Norway’s radical and hasty proposal to implement tuition fees for non-EU/EEA students contradicts its commitment to enhance education, work, fair and proper income, health, and equal opportunity as part of the U.N. Sustainable Development Goals (SDGs). This proposal not only risks losing talented individuals from around the world to Norway but also impoverishing learning environments for all students. This proposal is a missed opportunity for Norway to uphold its unique tradition of promoting education as a valuable investment for everyone, irrespective of their country of origin. We stand united with rectors, academic staff, and, most importantly, students, urging this government to reject the proposal at its upcoming June committee meeting.
Currently, Norwegian students make up 90.7 % of NTNU’s student body, with the remaining students representing 122 countries. However, the number of non-European students pursuing bachelor’s or master’s degrees at NTNU, which stands today around 450, is only a fraction of the total qualified applicants to our international master programs. If the proposed tuition fees are implemented without the introduction of new scholarships, this number is expected to plummet next year. Norway’s campuses will then suddenly offer fewer cross-cultural friendships, a more homogenous student body, diminished competencies across many programs, less language diversity, and with negligible cost-savings to show for it. As Professor Vladimir Tikhonov from UiO has highlighted, some of the finest master’s students he has had would have been unable to pursue their education if tuition fees had been required. We share this sentiment based on our own experiences.
It is essential to question how this policy genuinely benefits Norwegian students.
Will the introduction of tuition fees for non-European students strengthen Norwegian as an academic language? No since most affected students are already enrolled in English-language international master’s programs. Language support initiatives would be more effective in addressing this concern. It is also highly unlikely these fees will prevent Norwegian students from leaving the academic sector as their departure is primarily due to limited career opportunities and more attractive workplaces outside of academia.
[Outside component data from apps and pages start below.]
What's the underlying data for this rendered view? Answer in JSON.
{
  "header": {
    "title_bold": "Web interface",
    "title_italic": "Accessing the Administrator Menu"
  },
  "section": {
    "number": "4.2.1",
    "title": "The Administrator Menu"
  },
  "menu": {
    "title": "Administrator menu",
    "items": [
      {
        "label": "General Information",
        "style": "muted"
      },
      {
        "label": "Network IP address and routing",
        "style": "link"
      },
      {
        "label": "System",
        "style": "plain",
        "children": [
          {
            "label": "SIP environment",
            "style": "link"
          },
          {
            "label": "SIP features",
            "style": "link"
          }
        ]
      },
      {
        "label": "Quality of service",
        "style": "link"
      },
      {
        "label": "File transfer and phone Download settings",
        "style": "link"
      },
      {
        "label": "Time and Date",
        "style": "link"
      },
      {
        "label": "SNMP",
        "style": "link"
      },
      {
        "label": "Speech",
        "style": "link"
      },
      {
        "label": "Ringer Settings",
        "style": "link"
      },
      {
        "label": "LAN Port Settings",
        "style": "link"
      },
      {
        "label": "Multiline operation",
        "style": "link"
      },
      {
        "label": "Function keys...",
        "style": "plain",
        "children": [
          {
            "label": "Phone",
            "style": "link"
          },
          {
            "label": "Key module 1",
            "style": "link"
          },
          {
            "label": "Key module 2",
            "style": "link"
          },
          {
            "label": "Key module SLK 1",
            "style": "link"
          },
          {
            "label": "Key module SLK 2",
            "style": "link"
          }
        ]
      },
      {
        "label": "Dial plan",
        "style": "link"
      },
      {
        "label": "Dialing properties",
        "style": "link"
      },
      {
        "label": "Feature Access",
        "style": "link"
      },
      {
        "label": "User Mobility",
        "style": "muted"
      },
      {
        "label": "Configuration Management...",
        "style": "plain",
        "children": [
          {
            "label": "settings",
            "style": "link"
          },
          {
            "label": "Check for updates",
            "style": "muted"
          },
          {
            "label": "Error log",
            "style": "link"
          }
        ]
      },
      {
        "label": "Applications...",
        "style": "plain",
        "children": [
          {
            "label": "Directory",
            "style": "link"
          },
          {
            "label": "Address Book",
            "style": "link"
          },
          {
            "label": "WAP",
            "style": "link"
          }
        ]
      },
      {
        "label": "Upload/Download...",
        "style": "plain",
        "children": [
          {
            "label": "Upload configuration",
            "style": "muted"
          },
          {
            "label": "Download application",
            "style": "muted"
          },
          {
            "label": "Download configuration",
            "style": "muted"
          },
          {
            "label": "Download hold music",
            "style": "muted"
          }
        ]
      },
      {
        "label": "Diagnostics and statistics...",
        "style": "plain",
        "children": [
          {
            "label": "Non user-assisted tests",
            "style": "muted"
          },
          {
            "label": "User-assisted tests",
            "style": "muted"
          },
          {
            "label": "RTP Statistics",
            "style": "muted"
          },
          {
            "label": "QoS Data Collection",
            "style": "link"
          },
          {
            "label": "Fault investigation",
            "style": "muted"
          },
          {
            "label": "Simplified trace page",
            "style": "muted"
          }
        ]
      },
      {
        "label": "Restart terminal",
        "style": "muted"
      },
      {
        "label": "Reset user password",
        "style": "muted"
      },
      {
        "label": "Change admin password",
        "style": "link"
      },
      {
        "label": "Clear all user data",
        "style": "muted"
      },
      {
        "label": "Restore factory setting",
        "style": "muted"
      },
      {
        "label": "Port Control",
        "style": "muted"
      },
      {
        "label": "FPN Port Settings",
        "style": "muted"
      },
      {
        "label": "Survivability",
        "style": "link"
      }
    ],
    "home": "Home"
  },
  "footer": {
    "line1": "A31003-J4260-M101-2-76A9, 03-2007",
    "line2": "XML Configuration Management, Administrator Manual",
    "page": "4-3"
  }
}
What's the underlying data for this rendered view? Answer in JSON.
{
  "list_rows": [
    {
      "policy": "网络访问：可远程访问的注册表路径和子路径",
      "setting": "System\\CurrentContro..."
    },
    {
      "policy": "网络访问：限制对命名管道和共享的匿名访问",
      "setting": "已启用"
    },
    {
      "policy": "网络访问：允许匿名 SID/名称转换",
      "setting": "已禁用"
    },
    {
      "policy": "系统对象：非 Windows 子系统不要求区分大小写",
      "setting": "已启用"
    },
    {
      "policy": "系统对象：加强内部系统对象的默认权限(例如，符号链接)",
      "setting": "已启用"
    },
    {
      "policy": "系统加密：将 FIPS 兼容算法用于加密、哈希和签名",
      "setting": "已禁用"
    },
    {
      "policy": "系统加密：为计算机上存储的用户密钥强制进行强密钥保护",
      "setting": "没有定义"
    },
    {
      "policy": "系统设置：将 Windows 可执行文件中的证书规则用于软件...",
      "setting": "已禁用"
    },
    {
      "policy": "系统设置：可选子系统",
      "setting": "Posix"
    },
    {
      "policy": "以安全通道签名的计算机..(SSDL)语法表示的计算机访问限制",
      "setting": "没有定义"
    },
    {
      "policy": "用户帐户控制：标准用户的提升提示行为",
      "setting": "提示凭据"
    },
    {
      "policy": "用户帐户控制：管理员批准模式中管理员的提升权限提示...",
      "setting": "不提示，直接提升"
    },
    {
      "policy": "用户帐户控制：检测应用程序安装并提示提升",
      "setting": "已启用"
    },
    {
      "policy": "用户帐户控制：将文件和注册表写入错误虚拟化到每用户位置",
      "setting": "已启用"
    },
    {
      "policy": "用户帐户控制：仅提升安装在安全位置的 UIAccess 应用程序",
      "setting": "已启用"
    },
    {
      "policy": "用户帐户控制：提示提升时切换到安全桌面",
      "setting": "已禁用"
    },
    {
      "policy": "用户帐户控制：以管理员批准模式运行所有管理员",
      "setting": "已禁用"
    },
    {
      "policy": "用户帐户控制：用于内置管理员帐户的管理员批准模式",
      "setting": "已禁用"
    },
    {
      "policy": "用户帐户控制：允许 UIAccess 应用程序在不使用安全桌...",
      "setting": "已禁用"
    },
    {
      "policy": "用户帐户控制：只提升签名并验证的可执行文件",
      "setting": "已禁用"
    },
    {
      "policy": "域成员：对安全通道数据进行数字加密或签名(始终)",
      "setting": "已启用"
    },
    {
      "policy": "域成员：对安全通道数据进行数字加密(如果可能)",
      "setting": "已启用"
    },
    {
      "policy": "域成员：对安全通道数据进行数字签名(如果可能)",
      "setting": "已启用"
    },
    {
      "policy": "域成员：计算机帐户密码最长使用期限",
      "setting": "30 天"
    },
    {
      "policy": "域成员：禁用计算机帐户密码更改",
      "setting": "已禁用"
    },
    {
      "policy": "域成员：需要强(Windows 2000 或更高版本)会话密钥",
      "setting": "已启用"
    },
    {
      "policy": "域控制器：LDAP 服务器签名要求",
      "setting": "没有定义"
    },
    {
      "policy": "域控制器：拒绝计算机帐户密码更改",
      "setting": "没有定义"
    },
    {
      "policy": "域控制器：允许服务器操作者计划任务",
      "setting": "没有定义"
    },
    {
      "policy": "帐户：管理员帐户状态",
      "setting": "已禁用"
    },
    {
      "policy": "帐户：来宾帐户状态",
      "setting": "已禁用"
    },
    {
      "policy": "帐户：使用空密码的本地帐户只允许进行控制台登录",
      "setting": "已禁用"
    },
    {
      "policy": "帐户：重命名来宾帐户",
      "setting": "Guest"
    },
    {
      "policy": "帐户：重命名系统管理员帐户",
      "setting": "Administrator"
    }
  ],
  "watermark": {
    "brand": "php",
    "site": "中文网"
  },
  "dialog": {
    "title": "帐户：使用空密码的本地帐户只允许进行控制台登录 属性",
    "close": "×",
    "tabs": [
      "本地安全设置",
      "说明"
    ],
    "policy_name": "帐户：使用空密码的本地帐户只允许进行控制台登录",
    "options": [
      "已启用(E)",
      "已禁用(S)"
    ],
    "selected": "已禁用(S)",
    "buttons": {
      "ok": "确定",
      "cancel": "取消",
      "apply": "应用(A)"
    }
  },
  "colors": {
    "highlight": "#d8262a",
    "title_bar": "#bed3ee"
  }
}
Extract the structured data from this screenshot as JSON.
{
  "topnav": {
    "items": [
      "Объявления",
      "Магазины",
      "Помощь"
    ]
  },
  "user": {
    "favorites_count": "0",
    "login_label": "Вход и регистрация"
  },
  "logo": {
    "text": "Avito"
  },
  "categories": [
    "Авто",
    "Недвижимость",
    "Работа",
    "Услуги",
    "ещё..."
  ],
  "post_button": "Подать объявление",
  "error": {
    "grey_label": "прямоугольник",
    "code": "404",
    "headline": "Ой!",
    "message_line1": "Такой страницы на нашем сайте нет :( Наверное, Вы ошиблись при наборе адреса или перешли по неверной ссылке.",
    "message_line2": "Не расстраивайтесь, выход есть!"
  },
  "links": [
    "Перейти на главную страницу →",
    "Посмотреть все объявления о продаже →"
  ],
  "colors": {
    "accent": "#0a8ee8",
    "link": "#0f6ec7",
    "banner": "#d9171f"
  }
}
The real solutions to these concerns lie in addressing the underlying issues.
Finally, will the proposed fees boost Norwegian universities’ revenues? Doubtful, since students will seek more affordable and higher-ranked study programs elsewhere in Europe. Consider the Master of Science degree program in Global Health at NTNU. The program receives 600 applicants from outside the non-EU/EEA students each year — 150—200 of whom are qualified. Around half of the total 25 seats are awarded to the top candidates. If the proposed fees are implemented, the cost of NTNU’s 2-year program would skyrocket to around US$ 35,400, far above the European average of US$ 20,335 for global health master programs (BMJ Global Health). The MSc in Global Health at the Karolinska Institute costs half of NTNU’s proposed price.
Expensive flights, visas, and living expenses in Norway require many non-European students and their families to pool money, deplete savings, take part-time jobs, and place their aspirations on a journey up north. Their experiences have the potential to inspire more Norwegian students to study abroad, a strategic objective that NTNU and other Norwegian universities have for years failed to fulfill.
Norway’s reputation for providing free education to all, regardless of nationality, aligns with the view that education is a fundamental human right. Expansion of free and universal education promotes social equality by equalizing access and because disadvantaged populations benefit more from access. Imposing high tuition fees on non-European students not only contradicts these principles but also conveys the message to today’s Norwegian students that education is a commodity rather than a right. Are these the values we wish to instill?
Affluent nations relentlessly extract and exploit financial, human, and other resources from low-income countries to fuel our own economic growth, overshadowing the relatively minor funding previously allocated to non-European students seeking higher education in Norway.
The government should reject this proposal and recommit to supporting education for all. Instead of requiring tuition fees, the government can explore alternative funding models for higher education, such as partnerships with the private sector or philanthropic organizations. Models like the MasterCard Foundation and University of Cape Town collaboration can provide inspiration. Schemes linking study programs with employment to support the Norwegian economy are also worth considering. In the meantime, the government and our university leaders need to take immediate action to mitigate the negative impact of tuition fees on campuses in Norway, set to take effect as early as August. Measures should include financial aid for talented students demonstrating financial need, regardless of their national origin. Students who have already applied for the 2023—2024 academic year before fees were announced should not be required to pay.
It is time to hold our government accountable for their commitments to the SDGs and prevent university campuses in Norway, known for the principles of ‘likestilling’ and ‘janteloven’, from becoming dull and exclusive enclaves of privilege.